He said he also has received concerns from these owners that they’ll be losing money.
“And the answer to that is: ‘That’s right. They will be losing money.’ But what they will be gaining is much more. And what the whole community gains,” he said. “And so that’s the part of the shared sacrifice I talked about.”
Bissen also said this is just one of the many strategies that the County is using to address long-term housing needs as it continues to work with partners to explore other feasible housing options, including “additional dwelling units, modular housing solutions and expediting housing projects.”
If passed, Bill 131 would go into effect on Jan. 1, 2024.
For applicants who file by Jan. 31, 2024, and their lease is in effect by Feb. 1, 2024, property taxes will be exempted from Feb. 20, 2024 through June 30, 2025.
For applicants who file by March 15, 2024 and their lease is in effect by March 16, 2024, property taxes will be exempted from July 1, 2024 through June 30, 2025.
Short-term rental units, also known as transient vacation rental properties, are taxed at a rate of $11.85 per each $1,000 of its assessed value, which is the second highest of all tax rate classifications.
For example, if you have a property assessed at $1 million classified as TVR-STRH, your taxes for this fiscal year are $11,850. If you lease your entire property and the lease begins Jan. 1, 2024, and ends Dec. 31, 2024, you will receive a $5,925 reduction in this year’s taxes (2nd installment) and the full $11,850 in next year’s taxes if you apply by Jan. 30, 2024. That is an estimated savings of $17,775.
But the incentive is not as great for non-owner occupied homes, whose tax rate is $5,850 for $1 million of assessed value.
The bill now also includes an amendment requested by Kuhio Lewis, CEO and president of the Council for Native Hawaiian Advancement, that makes the tax exemption available to property owners who participate in direct-lease programs to fire survivors, including his organization’s Kākoʻo Maui Housing and FEMA’s programs.
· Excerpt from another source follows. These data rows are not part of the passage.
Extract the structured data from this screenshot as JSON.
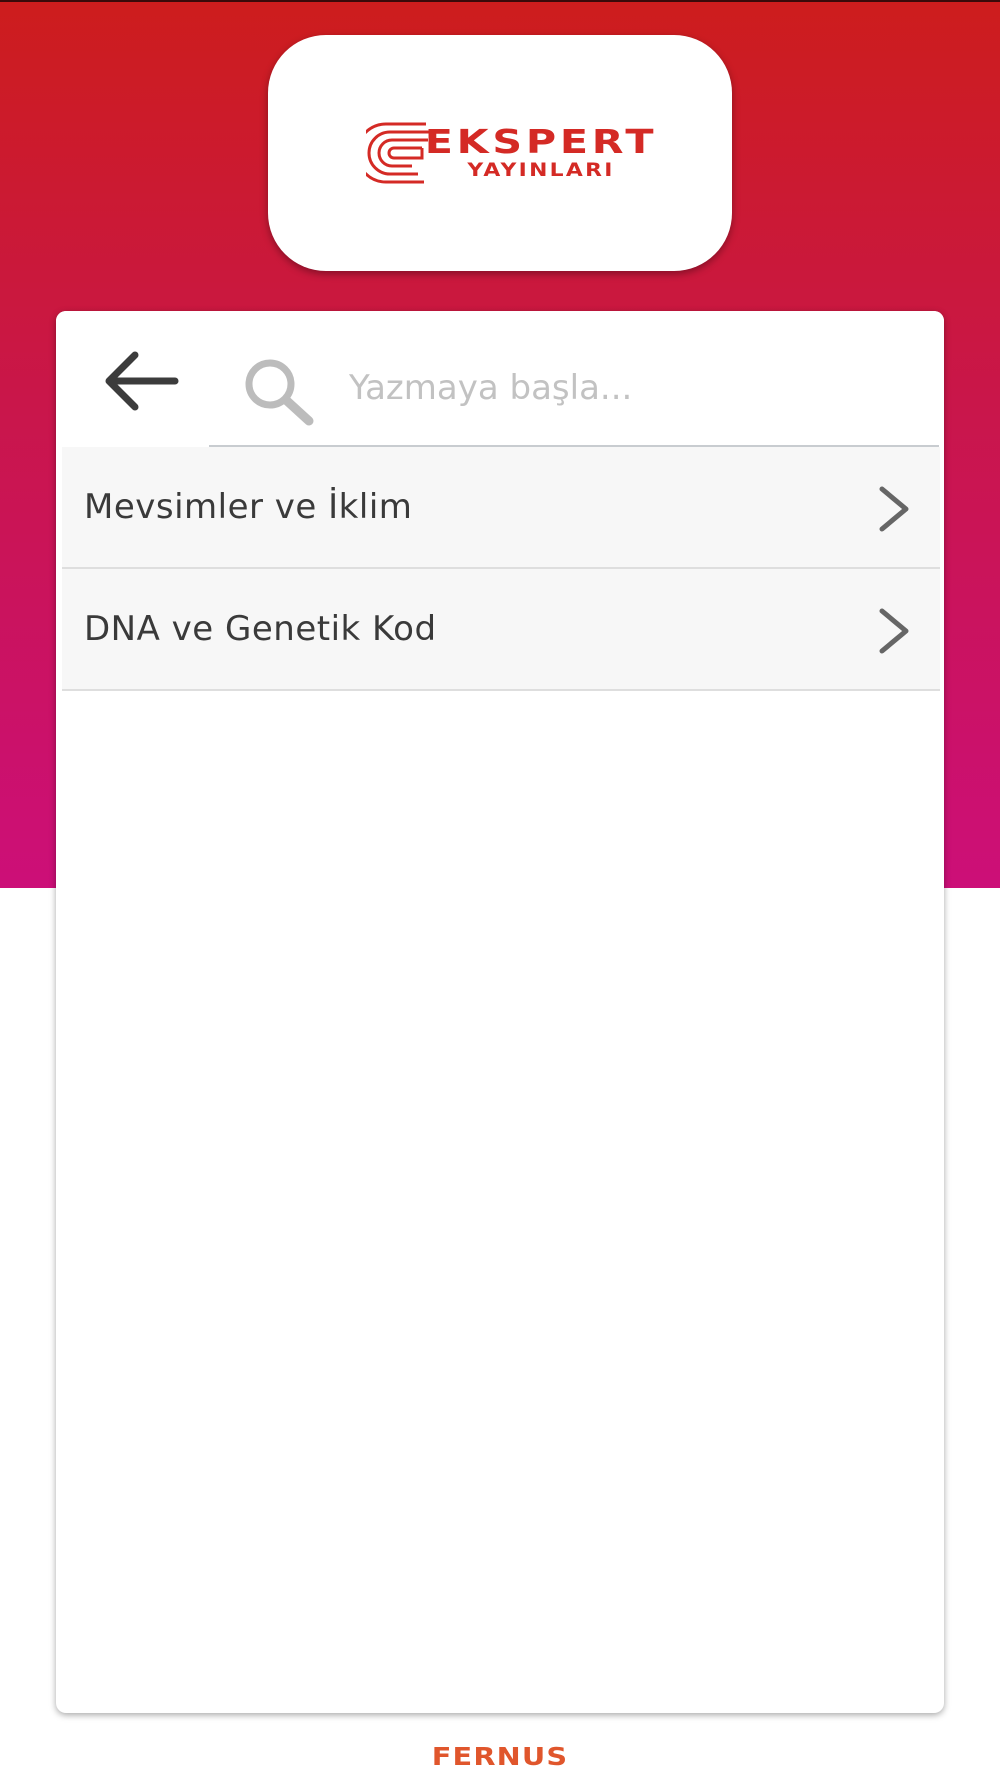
{
  "brand": {
    "name": "EKSPERT",
    "subtitle": "YAYINLARI",
    "color": "#d42a25"
  },
  "colors": {
    "gradient_top": "#cd1d1d",
    "gradient_bottom": "#cc0f78",
    "list_background": "#f7f7f7"
  },
  "search": {
    "placeholder": "Yazmaya başla...",
    "value": "",
    "icon": "search-icon"
  },
  "navigation": {
    "back_icon": "arrow-left-icon"
  },
  "topics": [
    {
      "label": "Mevsimler ve İklim",
      "icon": "chevron-right-icon"
    },
    {
      "label": "DNA ve Genetik Kod",
      "icon": "chevron-right-icon"
    }
  ],
  "footer": {
    "brand": "FERNUS"
  }
}
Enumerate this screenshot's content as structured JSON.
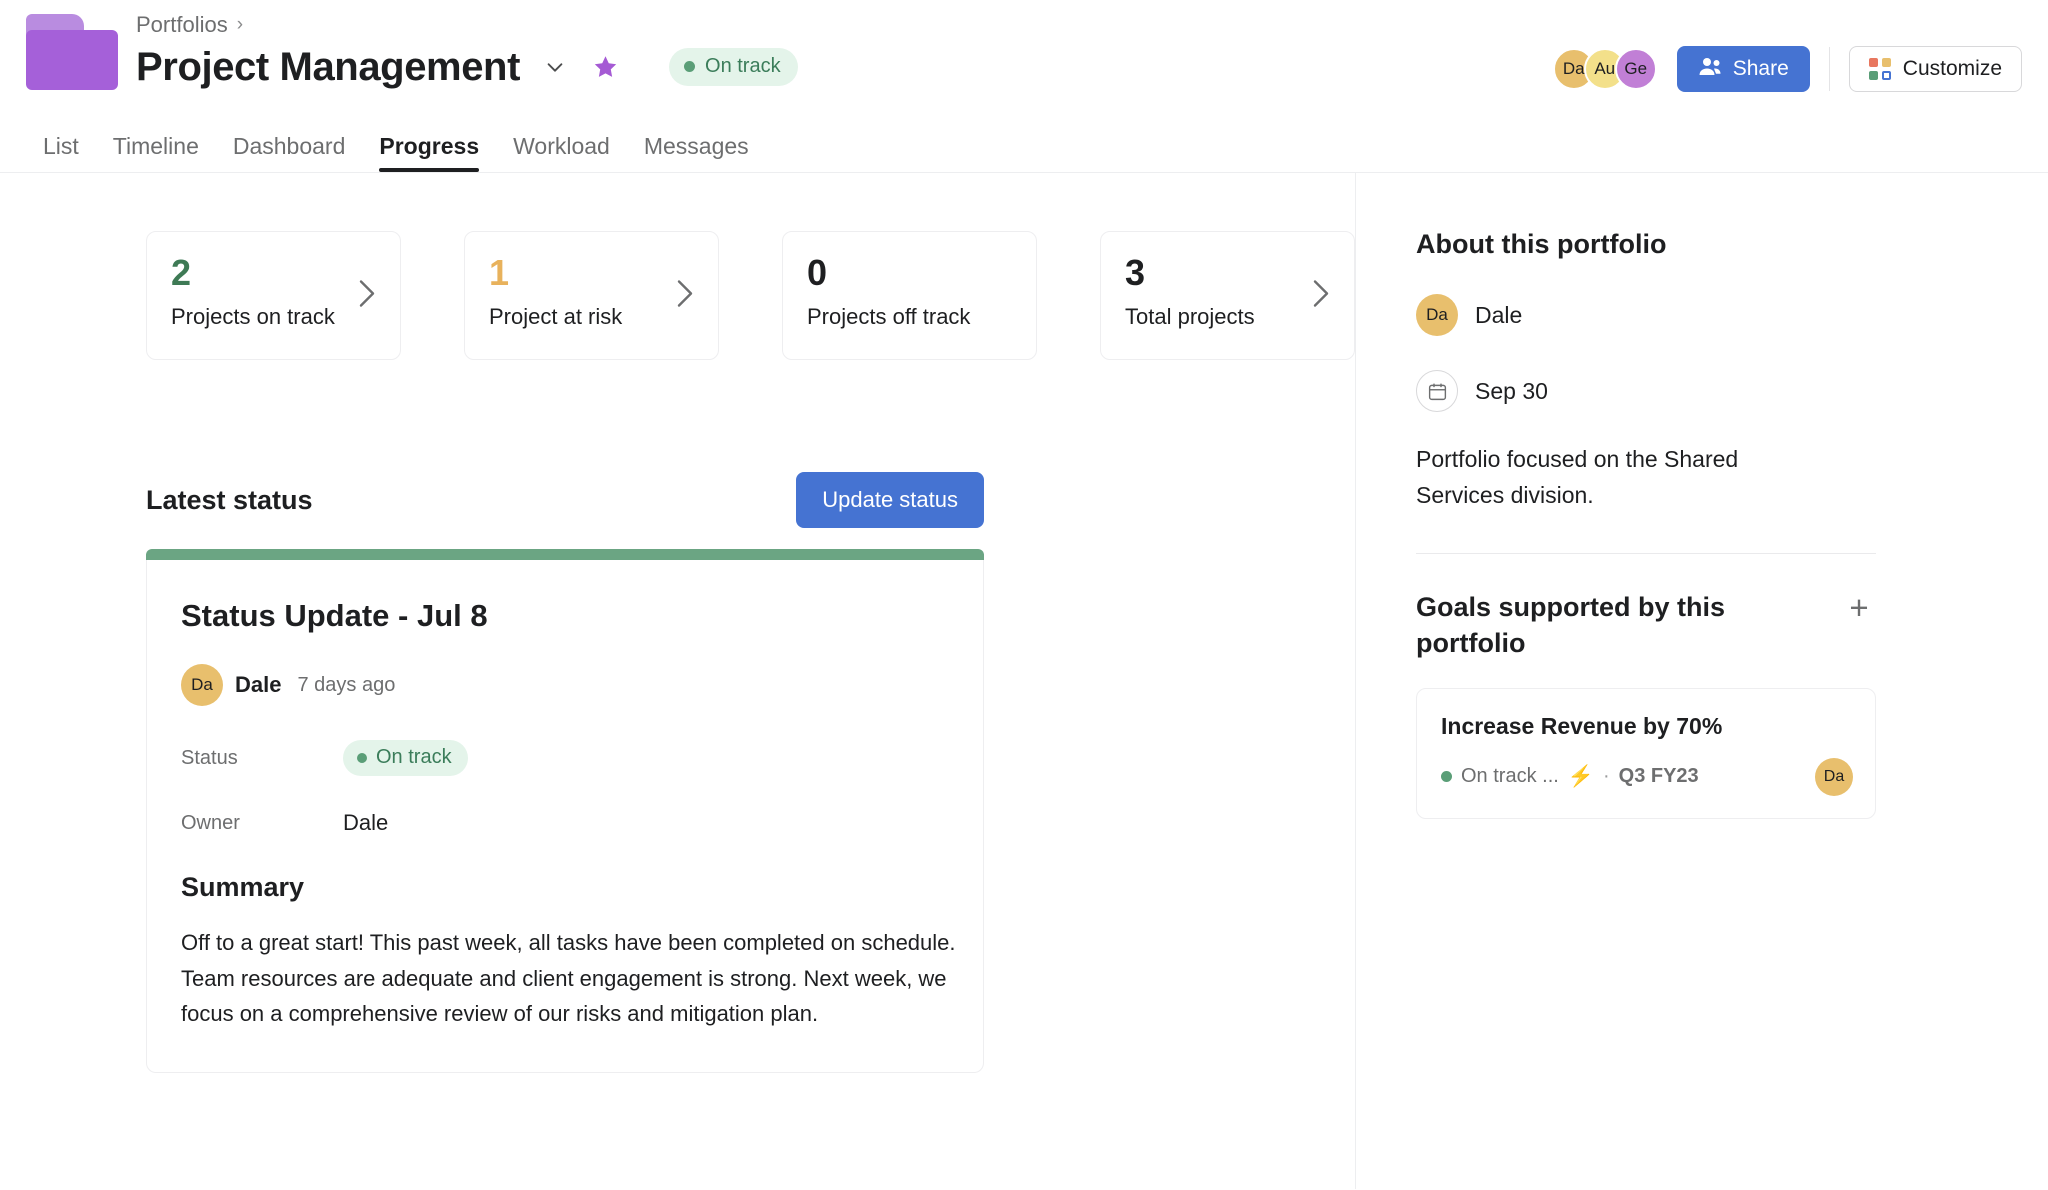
{
  "header": {
    "breadcrumb": "Portfolios",
    "breadcrumb_chevron": "chevron-right-icon",
    "title": "Project Management",
    "status_pill": "On track",
    "avatars": [
      {
        "initials": "Da",
        "color": "#e8bf6d"
      },
      {
        "initials": "Au",
        "color": "#f3e08a"
      },
      {
        "initials": "Ge",
        "color": "#c17fd6"
      }
    ],
    "share_label": "Share",
    "customize_label": "Customize"
  },
  "tabs": [
    {
      "label": "List",
      "active": false
    },
    {
      "label": "Timeline",
      "active": false
    },
    {
      "label": "Dashboard",
      "active": false
    },
    {
      "label": "Progress",
      "active": true
    },
    {
      "label": "Workload",
      "active": false
    },
    {
      "label": "Messages",
      "active": false
    }
  ],
  "stats": [
    {
      "value": "2",
      "label": "Projects on track",
      "color": "#3e7a55",
      "has_chevron": true
    },
    {
      "value": "1",
      "label": "Project at risk",
      "color": "#e8b25c",
      "has_chevron": true
    },
    {
      "value": "0",
      "label": "Projects off track",
      "color": "#1e1f21",
      "has_chevron": false
    },
    {
      "value": "3",
      "label": "Total projects",
      "color": "#1e1f21",
      "has_chevron": true
    }
  ],
  "latest_status": {
    "heading": "Latest status",
    "update_button": "Update status",
    "accent_color": "#6ba583",
    "card": {
      "title": "Status Update - Jul 8",
      "author_initials": "Da",
      "author_name": "Dale",
      "timestamp": "7 days ago",
      "status_label": "Status",
      "status_value": "On track",
      "owner_label": "Owner",
      "owner_value": "Dale",
      "summary_heading": "Summary",
      "summary_body": "Off to a great start! This past week, all tasks have been completed on schedule. Team resources are adequate and client engagement is strong. Next week, we focus on a comprehensive review of our risks and mitigation plan."
    }
  },
  "about": {
    "heading": "About this portfolio",
    "owner_initials": "Da",
    "owner_name": "Dale",
    "due_date": "Sep 30",
    "description": "Portfolio focused on the Shared Services division."
  },
  "goals": {
    "heading": "Goals supported by this portfolio",
    "add_label": "+",
    "items": [
      {
        "name": "Increase Revenue by 70%",
        "status": "On track ...",
        "separator": "·",
        "quarter": "Q3 FY23",
        "avatar_initials": "Da"
      }
    ]
  }
}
Language in the bill also was added to ensure that people who may be prohibited from living in their homes next to the burn zones during the Phase 2 cleanup or feel unsafe to do so due to medical conditions or being pregnant would be considered eligible tenants for the landlord to receive the tax exemption.
But one problem is that many owners have booked their units for the upcoming busy season that runs through March.
In written testimony, 30-year Hawaiʻi residents Bob Eaudry and Sande Greene, owners of Ocean Breeze Hideaway in Kīhei, said they are in their 80s and use their vacation rental that they have owned for 23 years as retirement income.
While they support offering tax incentives to people who rent their vacation rentals to those affected by the fire, they donʻt think it is fair to punish those who do not opt to do so.
“We currently have 28 reservations for next year,” they wrote. “In order to convert to long-term rental, we would have to refund thousands of dollars in deposits and destroy our standing with our guests. How could we afford that? We would not make it financially without the vacation rental income and night end up losing our condo and home.”
They added that their guests have contributed both financially and of their vacation time to help out the fire victims.
“It is so tiresome to be constantly vilified,” they wrote.
And they were not alone, Eve Hogan testified that she was told in the elevator to be “shamed” for owning a vacation rental.
“We are not heartless,” she said. “We took in a family of our that’s living in our home right now for free. We bought them a car.”